Data about app and page elements:
--------------------------------
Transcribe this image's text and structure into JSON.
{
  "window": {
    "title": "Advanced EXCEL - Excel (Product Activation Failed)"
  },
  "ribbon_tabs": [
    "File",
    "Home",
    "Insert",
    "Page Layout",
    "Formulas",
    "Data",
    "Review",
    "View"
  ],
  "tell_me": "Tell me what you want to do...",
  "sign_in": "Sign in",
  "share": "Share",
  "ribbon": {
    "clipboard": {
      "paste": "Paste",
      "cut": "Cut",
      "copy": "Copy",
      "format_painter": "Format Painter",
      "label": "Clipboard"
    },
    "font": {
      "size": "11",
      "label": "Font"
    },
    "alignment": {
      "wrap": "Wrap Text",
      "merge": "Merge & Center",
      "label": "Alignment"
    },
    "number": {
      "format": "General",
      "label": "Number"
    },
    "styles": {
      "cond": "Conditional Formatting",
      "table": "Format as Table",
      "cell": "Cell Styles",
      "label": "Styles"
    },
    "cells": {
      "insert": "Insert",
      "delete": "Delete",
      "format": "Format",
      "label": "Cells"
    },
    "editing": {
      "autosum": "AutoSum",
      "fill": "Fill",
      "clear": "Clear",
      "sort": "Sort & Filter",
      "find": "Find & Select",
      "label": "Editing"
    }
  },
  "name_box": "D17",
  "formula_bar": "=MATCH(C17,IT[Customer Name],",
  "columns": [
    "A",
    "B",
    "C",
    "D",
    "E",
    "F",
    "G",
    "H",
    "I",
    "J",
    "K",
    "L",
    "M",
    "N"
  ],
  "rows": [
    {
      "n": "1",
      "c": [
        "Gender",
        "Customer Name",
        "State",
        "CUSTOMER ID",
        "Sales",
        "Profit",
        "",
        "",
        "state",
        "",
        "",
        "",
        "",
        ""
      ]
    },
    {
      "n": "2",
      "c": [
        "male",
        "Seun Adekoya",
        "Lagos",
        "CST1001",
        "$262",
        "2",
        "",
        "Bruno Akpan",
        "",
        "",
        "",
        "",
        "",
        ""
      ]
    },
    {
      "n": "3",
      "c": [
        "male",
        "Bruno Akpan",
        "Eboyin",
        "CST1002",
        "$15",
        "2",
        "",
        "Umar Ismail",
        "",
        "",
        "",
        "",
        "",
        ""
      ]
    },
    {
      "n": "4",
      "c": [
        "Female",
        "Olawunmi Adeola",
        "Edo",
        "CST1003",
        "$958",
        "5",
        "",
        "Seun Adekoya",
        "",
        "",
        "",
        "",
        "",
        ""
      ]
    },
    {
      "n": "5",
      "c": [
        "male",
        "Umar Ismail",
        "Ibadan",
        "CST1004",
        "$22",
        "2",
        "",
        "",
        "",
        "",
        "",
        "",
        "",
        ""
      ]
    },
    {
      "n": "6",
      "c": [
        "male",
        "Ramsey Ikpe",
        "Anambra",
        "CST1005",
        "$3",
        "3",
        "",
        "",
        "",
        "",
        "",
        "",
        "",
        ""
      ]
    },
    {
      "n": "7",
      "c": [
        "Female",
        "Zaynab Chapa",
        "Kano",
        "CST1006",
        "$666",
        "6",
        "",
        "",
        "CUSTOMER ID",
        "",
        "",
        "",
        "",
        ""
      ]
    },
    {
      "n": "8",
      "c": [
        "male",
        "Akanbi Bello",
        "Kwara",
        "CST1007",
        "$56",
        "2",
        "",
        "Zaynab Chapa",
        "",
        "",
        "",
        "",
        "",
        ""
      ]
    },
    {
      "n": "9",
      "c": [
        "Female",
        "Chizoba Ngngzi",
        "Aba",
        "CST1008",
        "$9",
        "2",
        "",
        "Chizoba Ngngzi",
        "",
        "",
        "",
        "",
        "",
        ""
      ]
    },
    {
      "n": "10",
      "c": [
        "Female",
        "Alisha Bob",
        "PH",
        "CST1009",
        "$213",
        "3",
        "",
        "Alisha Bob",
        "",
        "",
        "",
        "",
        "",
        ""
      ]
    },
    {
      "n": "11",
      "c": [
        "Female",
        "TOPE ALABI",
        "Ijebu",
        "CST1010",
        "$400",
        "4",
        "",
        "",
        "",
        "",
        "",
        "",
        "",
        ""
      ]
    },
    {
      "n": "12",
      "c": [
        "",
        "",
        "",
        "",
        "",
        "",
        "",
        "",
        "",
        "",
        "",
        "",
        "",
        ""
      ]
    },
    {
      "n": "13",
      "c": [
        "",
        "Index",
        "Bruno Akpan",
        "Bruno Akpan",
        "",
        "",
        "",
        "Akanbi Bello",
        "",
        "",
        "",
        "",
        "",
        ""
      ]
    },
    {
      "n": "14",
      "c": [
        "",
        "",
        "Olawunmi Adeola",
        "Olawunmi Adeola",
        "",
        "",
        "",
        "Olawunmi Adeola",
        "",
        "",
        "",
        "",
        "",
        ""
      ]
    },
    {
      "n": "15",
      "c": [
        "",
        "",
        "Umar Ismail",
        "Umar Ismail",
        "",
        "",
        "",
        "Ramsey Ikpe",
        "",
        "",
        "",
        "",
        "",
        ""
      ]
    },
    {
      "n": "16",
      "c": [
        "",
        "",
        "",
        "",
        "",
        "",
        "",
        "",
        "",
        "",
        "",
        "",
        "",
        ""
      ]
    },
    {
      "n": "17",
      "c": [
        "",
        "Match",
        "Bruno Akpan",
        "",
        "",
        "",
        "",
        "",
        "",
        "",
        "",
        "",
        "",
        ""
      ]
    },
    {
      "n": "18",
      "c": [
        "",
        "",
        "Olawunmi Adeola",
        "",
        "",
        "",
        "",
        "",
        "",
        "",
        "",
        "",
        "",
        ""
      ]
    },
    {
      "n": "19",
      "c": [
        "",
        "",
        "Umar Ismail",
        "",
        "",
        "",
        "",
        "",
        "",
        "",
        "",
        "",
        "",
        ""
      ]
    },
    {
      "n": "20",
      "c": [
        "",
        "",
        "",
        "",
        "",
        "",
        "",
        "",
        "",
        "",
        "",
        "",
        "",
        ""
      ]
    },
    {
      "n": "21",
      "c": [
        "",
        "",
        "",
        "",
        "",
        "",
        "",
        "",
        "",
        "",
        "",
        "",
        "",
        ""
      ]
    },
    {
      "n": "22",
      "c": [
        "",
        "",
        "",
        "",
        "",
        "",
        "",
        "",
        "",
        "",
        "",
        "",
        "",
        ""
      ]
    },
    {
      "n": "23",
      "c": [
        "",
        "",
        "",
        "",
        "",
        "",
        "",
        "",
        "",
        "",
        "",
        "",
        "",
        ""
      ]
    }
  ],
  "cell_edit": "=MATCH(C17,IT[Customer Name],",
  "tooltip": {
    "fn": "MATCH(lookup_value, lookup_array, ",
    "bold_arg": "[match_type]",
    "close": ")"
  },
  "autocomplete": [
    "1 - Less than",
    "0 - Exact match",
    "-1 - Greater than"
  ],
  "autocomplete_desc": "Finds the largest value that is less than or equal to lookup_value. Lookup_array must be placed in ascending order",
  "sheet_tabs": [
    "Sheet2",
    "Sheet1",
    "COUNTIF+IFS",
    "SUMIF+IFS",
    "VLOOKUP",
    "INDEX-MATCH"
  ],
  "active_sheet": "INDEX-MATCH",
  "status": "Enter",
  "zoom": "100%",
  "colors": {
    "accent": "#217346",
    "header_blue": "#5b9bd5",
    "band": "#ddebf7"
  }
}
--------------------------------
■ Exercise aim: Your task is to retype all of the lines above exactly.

■ Task answer:
Transcribe this image's text and structure into JSON.
{
  "window": {
    "title": "Advanced EXCEL - Excel (Product Activation Failed)"
  },
  "ribbon_tabs": [
    "File",
    "Home",
    "Insert",
    "Page Layout",
    "Formulas",
    "Data",
    "Review",
    "View"
  ],
  "tell_me": "Tell me what you want to do...",
  "sign_in": "Sign in",
  "share": "Share",
  "ribbon": {
    "clipboard": {
      "paste": "Paste",
      "cut": "Cut",
      "copy": "Copy",
      "format_painter": "Format Painter",
      "label": "Clipboard"
    },
    "font": {
      "size": "11",
      "label": "Font"
    },
    "alignment": {
      "wrap": "Wrap Text",
      "merge": "Merge & Center",
      "label": "Alignment"
    },
    "number": {
      "format": "General",
      "label": "Number"
    },
    "styles": {
      "cond": "Conditional Formatting",
      "table": "Format as Table",
      "cell": "Cell Styles",
      "label": "Styles"
    },
    "cells": {
      "insert": "Insert",
      "delete": "Delete",
      "format": "Format",
      "label": "Cells"
    },
    "editing": {
      "autosum": "AutoSum",
      "fill": "Fill",
      "clear": "Clear",
      "sort": "Sort & Filter",
      "find": "Find & Select",
      "label": "Editing"
    }
  },
  "name_box": "D17",
  "formula_bar": "=MATCH(C17,IT[Customer Name],",
  "columns": [
    "A",
    "B",
    "C",
    "D",
    "E",
    "F",
    "G",
    "H",
    "I",
    "J",
    "K",
    "L",
    "M",
    "N"
  ],
  "rows": [
    {
      "n": "1",
      "c": [
        "Gender",
        "Customer Name",
        "State",
        "CUSTOMER ID",
        "Sales",
        "Profit",
        "",
        "",
        "state",
        "",
        "",
        "",
        "",
        ""
      ]
    },
    {
      "n": "2",
      "c": [
        "male",
        "Seun Adekoya",
        "Lagos",
        "CST1001",
        "$262",
        "2",
        "",
        "Bruno Akpan",
        "",
        "",
        "",
        "",
        "",
        ""
      ]
    },
    {
      "n": "3",
      "c": [
        "male",
        "Bruno Akpan",
        "Eboyin",
        "CST1002",
        "$15",
        "2",
        "",
        "Umar Ismail",
        "",
        "",
        "",
        "",
        "",
        ""
      ]
    },
    {
      "n": "4",
      "c": [
        "Female",
        "Olawunmi Adeola",
        "Edo",
        "CST1003",
        "$958",
        "5",
        "",
        "Seun Adekoya",
        "",
        "",
        "",
        "",
        "",
        ""
      ]
    },
    {
      "n": "5",
      "c": [
        "male",
        "Umar Ismail",
        "Ibadan",
        "CST1004",
        "$22",
        "2",
        "",
        "",
        "",
        "",
        "",
        "",
        "",
        ""
      ]
    },
    {
      "n": "6",
      "c": [
        "male",
        "Ramsey Ikpe",
        "Anambra",
        "CST1005",
        "$3",
        "3",
        "",
        "",
        "",
        "",
        "",
        "",
        "",
        ""
      ]
    },
    {
      "n": "7",
      "c": [
        "Female",
        "Zaynab Chapa",
        "Kano",
        "CST1006",
        "$666",
        "6",
        "",
        "",
        "CUSTOMER ID",
        "",
        "",
        "",
        "",
        ""
      ]
    },
    {
      "n": "8",
      "c": [
        "male",
        "Akanbi Bello",
        "Kwara",
        "CST1007",
        "$56",
        "2",
        "",
        "Zaynab Chapa",
        "",
        "",
        "",
        "",
        "",
        ""
      ]
    },
    {
      "n": "9",
      "c": [
        "Female",
        "Chizoba Ngngzi",
        "Aba",
        "CST1008",
        "$9",
        "2",
        "",
        "Chizoba Ngngzi",
        "",
        "",
        "",
        "",
        "",
        ""
      ]
    },
    {
      "n": "10",
      "c": [
        "Female",
        "Alisha Bob",
        "PH",
        "CST1009",
        "$213",
        "3",
        "",
        "Alisha Bob",
        "",
        "",
        "",
        "",
        "",
        ""
      ]
    },
    {
      "n": "11",
      "c": [
        "Female",
        "TOPE ALABI",
        "Ijebu",
        "CST1010",
        "$400",
        "4",
        "",
        "",
        "",
        "",
        "",
        "",
        "",
        ""
      ]
    },
    {
      "n": "12",
      "c": [
        "",
        "",
        "",
        "",
        "",
        "",
        "",
        "",
        "",
        "",
        "",
        "",
        "",
        ""
      ]
    },
    {
      "n": "13",
      "c": [
        "",
        "Index",
        "Bruno Akpan",
        "Bruno Akpan",
        "",
        "",
        "",
        "Akanbi Bello",
        "",
        "",
        "",
        "",
        "",
        ""
      ]
    },
    {
      "n": "14",
      "c": [
        "",
        "",
        "Olawunmi Adeola",
        "Olawunmi Adeola",
        "",
        "",
        "",
        "Olawunmi Adeola",
        "",
        "",
        "",
        "",
        "",
        ""
      ]
    },
    {
      "n": "15",
      "c": [
        "",
        "",
        "Umar Ismail",
        "Umar Ismail",
        "",
        "",
        "",
        "Ramsey Ikpe",
        "",
        "",
        "",
        "",
        "",
        ""
      ]
    },
    {
      "n": "16",
      "c": [
        "",
        "",
        "",
        "",
        "",
        "",
        "",
        "",
        "",
        "",
        "",
        "",
        "",
        ""
      ]
    },
    {
      "n": "17",
      "c": [
        "",
        "Match",
        "Bruno Akpan",
        "",
        "",
        "",
        "",
        "",
        "",
        "",
        "",
        "",
        "",
        ""
      ]
    },
    {
      "n": "18",
      "c": [
        "",
        "",
        "Olawunmi Adeola",
        "",
        "",
        "",
        "",
        "",
        "",
        "",
        "",
        "",
        "",
        ""
      ]
    },
    {
      "n": "19",
      "c": [
        "",
        "",
        "Umar Ismail",
        "",
        "",
        "",
        "",
        "",
        "",
        "",
        "",
        "",
        "",
        ""
      ]
    },
    {
      "n": "20",
      "c": [
        "",
        "",
        "",
        "",
        "",
        "",
        "",
        "",
        "",
        "",
        "",
        "",
        "",
        ""
      ]
    },
    {
      "n": "21",
      "c": [
        "",
        "",
        "",
        "",
        "",
        "",
        "",
        "",
        "",
        "",
        "",
        "",
        "",
        ""
      ]
    },
    {
      "n": "22",
      "c": [
        "",
        "",
        "",
        "",
        "",
        "",
        "",
        "",
        "",
        "",
        "",
        "",
        "",
        ""
      ]
    },
    {
      "n": "23",
      "c": [
        "",
        "",
        "",
        "",
        "",
        "",
        "",
        "",
        "",
        "",
        "",
        "",
        "",
        ""
      ]
    }
  ],
  "cell_edit": "=MATCH(C17,IT[Customer Name],",
  "tooltip": {
    "fn": "MATCH(lookup_value, lookup_array, ",
    "bold_arg": "[match_type]",
    "close": ")"
  },
  "autocomplete": [
    "1 - Less than",
    "0 - Exact match",
    "-1 - Greater than"
  ],
  "autocomplete_desc": "Finds the largest value that is less than or equal to lookup_value. Lookup_array must be placed in ascending order",
  "sheet_tabs": [
    "Sheet2",
    "Sheet1",
    "COUNTIF+IFS",
    "SUMIF+IFS",
    "VLOOKUP",
    "INDEX-MATCH"
  ],
  "active_sheet": "INDEX-MATCH",
  "status": "Enter",
  "zoom": "100%",
  "colors": {
    "accent": "#217346",
    "header_blue": "#5b9bd5",
    "band": "#ddebf7"
  }
}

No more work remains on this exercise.